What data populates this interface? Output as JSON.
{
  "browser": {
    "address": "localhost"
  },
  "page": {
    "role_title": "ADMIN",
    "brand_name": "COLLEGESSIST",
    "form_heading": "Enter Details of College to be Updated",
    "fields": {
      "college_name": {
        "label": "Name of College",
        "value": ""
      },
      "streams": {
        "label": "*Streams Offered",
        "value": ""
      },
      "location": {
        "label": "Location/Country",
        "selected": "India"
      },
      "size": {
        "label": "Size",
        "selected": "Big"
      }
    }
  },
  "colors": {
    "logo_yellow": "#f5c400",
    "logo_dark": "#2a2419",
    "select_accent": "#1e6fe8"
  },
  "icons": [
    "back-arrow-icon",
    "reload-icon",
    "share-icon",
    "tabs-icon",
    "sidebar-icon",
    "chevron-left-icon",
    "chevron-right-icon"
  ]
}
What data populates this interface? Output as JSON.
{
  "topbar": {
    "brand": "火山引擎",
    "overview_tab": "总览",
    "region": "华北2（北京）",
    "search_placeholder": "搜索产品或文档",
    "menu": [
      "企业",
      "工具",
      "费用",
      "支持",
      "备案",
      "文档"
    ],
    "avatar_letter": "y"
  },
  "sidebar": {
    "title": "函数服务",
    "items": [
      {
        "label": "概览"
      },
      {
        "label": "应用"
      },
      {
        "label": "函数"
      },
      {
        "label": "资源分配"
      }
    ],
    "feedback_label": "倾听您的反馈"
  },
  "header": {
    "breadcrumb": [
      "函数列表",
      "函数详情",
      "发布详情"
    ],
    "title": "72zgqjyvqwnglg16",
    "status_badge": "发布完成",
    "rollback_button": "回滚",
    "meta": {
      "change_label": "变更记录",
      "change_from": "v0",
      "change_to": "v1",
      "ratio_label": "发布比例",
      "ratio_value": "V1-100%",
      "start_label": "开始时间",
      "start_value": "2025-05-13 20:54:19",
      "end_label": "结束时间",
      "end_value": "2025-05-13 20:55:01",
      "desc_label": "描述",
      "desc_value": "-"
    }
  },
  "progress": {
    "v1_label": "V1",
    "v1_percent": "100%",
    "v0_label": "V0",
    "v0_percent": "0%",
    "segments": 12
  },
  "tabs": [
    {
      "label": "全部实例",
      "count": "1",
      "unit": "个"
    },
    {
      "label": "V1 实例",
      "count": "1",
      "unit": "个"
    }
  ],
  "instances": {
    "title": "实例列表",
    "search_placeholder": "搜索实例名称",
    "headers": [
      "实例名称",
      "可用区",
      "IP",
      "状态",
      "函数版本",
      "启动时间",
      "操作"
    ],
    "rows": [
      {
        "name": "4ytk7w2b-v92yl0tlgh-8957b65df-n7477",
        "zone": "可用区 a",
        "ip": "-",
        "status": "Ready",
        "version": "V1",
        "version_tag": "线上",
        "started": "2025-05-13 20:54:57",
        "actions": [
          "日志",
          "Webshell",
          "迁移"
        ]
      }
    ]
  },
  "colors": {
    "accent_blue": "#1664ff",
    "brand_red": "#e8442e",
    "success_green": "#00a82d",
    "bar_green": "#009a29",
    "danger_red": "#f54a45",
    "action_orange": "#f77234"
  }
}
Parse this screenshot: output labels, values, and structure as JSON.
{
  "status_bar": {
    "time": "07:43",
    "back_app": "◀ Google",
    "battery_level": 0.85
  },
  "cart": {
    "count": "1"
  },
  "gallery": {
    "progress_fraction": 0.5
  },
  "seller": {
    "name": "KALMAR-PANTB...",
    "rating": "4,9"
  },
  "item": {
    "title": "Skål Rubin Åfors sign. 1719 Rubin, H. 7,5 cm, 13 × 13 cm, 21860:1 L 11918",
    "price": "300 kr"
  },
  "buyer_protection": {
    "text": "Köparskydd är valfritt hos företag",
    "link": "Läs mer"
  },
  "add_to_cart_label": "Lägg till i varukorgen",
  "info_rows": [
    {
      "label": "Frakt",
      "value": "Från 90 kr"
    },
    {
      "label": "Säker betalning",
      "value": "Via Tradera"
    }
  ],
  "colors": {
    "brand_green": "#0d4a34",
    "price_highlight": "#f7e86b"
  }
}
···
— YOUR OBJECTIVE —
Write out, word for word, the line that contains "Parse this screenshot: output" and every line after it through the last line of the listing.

— ANSWER AREA —
Parse this screenshot: output labels, values, and structure as JSON.
{
  "status_bar": {
    "time": "07:43",
    "back_app": "◀ Google",
    "battery_level": 0.85
  },
  "cart": {
    "count": "1"
  },
  "gallery": {
    "progress_fraction": 0.5
  },
  "seller": {
    "name": "KALMAR-PANTB...",
    "rating": "4,9"
  },
  "item": {
    "title": "Skål Rubin Åfors sign. 1719 Rubin, H. 7,5 cm, 13 × 13 cm, 21860:1 L 11918",
    "price": "300 kr"
  },
  "buyer_protection": {
    "text": "Köparskydd är valfritt hos företag",
    "link": "Läs mer"
  },
  "add_to_cart_label": "Lägg till i varukorgen",
  "info_rows": [
    {
      "label": "Frakt",
      "value": "Från 90 kr"
    },
    {
      "label": "Säker betalning",
      "value": "Via Tradera"
    }
  ],
  "colors": {
    "brand_green": "#0d4a34",
    "price_highlight": "#f7e86b"
  }
}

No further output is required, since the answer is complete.